App and web page records:
☆ ☆ ☆ ☆

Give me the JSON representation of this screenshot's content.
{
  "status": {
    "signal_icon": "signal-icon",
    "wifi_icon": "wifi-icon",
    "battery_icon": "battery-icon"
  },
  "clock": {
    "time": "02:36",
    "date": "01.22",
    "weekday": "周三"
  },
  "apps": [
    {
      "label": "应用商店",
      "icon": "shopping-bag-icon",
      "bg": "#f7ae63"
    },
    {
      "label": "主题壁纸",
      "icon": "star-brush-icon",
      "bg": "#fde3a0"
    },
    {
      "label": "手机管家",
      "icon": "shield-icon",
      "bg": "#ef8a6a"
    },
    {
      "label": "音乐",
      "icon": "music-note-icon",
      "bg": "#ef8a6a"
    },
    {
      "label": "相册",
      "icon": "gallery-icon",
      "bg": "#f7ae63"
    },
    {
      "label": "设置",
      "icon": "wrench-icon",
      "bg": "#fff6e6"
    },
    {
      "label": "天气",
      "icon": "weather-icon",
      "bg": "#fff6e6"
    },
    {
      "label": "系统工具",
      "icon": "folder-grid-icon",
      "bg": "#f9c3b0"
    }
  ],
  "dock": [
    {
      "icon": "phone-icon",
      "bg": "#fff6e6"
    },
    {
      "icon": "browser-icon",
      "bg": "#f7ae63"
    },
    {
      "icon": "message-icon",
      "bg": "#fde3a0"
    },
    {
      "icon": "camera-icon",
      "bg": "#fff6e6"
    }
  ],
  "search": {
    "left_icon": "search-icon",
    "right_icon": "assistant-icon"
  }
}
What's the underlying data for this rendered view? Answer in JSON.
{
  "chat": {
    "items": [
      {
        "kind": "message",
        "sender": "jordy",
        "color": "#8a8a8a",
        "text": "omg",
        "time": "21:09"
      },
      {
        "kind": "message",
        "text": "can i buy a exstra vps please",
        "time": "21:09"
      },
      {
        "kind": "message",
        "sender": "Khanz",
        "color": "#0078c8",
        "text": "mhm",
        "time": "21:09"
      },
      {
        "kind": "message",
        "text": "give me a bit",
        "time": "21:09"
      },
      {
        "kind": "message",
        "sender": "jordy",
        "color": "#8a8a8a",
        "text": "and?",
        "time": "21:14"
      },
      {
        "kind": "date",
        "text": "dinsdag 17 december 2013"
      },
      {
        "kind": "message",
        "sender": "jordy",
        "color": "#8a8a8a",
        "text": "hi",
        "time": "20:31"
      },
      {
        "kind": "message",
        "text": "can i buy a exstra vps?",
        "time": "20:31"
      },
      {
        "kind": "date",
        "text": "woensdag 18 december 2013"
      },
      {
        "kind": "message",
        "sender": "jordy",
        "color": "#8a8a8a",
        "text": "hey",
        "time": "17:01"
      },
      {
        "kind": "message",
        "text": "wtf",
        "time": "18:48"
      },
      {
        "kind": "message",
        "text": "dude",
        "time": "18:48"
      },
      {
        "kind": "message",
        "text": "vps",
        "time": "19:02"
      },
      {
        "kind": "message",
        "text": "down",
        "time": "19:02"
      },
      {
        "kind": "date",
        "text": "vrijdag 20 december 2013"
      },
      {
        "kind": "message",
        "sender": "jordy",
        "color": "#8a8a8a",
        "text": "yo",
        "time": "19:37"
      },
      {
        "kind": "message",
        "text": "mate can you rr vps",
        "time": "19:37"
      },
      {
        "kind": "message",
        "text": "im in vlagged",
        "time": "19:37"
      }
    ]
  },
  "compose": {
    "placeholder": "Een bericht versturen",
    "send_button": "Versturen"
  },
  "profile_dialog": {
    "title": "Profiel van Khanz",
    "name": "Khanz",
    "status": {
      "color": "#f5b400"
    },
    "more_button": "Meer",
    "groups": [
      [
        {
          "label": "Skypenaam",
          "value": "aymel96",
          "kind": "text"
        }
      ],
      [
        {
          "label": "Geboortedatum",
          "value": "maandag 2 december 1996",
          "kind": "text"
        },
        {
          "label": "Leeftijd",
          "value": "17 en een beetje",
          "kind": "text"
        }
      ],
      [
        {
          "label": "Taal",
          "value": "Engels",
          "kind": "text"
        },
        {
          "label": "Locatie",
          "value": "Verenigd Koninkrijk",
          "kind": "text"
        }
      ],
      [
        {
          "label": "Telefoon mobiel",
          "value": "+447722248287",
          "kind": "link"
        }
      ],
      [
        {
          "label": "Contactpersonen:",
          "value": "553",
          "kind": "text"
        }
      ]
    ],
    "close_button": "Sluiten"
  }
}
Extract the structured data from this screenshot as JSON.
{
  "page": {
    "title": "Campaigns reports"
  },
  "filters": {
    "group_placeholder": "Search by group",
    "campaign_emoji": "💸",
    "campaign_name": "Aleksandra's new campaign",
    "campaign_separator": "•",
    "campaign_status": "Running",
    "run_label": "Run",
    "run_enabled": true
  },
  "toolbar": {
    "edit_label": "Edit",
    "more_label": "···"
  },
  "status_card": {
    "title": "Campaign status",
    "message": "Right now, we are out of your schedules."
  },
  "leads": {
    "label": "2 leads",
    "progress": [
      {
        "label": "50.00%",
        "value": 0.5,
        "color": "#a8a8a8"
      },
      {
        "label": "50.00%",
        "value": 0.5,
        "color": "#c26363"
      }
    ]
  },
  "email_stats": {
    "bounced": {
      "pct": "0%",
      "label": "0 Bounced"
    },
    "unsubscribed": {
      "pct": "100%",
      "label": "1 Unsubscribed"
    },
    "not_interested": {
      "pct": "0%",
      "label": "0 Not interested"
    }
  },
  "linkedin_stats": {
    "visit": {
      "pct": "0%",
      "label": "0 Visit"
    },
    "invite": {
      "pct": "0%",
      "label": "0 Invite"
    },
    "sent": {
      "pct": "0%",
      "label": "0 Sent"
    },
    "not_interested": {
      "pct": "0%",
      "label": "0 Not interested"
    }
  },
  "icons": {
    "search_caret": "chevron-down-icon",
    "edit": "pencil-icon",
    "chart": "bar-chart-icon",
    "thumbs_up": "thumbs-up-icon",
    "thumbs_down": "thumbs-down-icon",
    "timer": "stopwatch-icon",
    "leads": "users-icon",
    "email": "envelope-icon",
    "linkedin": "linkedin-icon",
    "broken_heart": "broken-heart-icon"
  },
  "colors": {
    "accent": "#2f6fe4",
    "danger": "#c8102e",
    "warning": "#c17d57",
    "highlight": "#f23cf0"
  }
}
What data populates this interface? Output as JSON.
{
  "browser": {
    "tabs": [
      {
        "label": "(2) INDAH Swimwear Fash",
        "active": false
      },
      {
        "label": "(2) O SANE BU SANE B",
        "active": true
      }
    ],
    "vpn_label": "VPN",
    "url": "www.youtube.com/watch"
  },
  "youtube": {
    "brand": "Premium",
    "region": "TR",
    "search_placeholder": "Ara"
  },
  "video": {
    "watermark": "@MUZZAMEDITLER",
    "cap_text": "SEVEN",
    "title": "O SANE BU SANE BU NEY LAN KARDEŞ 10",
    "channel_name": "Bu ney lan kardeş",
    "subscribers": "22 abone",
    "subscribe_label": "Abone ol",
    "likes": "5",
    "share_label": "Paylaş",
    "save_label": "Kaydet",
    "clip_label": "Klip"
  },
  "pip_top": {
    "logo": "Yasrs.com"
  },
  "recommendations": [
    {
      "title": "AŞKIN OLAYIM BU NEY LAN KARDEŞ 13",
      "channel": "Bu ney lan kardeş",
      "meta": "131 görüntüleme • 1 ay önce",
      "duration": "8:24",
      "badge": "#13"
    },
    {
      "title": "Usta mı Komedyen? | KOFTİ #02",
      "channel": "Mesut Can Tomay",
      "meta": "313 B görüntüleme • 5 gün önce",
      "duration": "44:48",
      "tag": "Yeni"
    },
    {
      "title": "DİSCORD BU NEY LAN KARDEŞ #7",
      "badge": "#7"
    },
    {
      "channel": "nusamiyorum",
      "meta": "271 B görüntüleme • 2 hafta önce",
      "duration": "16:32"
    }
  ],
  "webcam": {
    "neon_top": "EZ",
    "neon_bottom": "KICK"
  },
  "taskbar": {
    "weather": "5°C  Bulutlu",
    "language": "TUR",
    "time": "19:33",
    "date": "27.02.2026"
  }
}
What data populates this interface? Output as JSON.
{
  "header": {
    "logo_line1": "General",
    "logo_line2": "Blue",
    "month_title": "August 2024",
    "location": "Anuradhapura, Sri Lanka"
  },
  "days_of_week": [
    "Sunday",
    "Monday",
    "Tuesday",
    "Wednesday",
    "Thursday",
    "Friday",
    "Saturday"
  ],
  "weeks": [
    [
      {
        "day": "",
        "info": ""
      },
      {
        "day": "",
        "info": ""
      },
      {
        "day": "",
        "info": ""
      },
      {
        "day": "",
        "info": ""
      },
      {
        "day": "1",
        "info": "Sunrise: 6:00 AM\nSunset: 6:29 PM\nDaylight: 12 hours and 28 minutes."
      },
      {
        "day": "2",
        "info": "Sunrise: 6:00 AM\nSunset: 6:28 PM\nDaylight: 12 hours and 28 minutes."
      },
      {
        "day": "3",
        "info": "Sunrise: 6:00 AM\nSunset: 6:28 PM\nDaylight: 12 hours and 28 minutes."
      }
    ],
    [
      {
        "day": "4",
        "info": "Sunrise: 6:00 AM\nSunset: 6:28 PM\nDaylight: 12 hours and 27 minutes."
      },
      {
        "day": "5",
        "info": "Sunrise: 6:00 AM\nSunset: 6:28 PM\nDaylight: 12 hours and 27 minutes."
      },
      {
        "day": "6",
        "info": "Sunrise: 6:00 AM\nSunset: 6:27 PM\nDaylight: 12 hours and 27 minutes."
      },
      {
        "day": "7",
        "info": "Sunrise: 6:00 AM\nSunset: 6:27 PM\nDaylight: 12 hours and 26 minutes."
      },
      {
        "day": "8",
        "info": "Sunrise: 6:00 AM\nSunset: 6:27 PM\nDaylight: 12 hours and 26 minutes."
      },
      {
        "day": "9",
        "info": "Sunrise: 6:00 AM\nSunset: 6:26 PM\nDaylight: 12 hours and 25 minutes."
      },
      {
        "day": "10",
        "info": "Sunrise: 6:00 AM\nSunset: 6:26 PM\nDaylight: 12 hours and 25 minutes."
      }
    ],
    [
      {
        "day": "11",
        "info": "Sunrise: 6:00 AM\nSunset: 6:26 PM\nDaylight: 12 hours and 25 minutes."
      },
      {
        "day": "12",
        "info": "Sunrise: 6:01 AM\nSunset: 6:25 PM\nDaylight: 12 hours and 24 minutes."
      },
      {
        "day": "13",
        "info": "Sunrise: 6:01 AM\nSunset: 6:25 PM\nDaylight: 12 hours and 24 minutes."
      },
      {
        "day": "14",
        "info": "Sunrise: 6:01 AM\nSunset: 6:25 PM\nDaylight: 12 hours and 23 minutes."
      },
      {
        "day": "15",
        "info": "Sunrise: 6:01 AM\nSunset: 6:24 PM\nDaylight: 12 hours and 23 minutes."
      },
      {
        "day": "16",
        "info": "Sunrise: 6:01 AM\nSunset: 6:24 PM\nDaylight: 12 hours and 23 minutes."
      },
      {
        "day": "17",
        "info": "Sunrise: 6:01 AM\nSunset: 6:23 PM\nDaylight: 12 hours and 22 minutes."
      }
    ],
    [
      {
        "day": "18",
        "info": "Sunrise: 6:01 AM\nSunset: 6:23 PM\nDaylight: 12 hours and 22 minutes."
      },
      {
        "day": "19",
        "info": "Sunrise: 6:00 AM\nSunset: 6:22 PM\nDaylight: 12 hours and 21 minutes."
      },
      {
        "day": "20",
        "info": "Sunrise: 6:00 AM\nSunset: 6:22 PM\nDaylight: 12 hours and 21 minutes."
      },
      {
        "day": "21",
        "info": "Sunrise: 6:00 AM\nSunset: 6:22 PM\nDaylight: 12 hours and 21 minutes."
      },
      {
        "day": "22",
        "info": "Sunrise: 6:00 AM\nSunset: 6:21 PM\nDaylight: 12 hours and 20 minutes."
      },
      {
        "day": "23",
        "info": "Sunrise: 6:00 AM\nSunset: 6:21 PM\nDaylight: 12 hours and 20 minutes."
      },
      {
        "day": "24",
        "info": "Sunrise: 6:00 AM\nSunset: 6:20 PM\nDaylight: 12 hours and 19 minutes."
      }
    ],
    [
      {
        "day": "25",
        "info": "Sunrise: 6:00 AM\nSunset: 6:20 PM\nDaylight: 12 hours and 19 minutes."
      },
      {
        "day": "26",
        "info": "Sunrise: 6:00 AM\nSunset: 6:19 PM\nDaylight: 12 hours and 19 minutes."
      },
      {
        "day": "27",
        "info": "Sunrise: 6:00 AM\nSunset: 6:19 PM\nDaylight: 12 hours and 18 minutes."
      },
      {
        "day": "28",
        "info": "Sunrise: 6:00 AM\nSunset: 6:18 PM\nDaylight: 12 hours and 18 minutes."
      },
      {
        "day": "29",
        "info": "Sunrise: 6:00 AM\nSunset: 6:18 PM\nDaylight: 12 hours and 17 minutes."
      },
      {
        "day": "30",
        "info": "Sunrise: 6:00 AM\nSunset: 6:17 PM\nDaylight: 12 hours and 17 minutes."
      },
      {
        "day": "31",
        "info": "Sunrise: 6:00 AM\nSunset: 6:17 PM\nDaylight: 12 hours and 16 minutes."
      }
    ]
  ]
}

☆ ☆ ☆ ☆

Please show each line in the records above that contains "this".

**Exercise output:**
Give me the JSON representation of this screenshot's content.
What's the underlying data for this rendered view? Answer in JSON.
Extract the structured data from this screenshot as JSON.
What data populates this interface? Output as JSON.
What data populates this interface? Output as JSON.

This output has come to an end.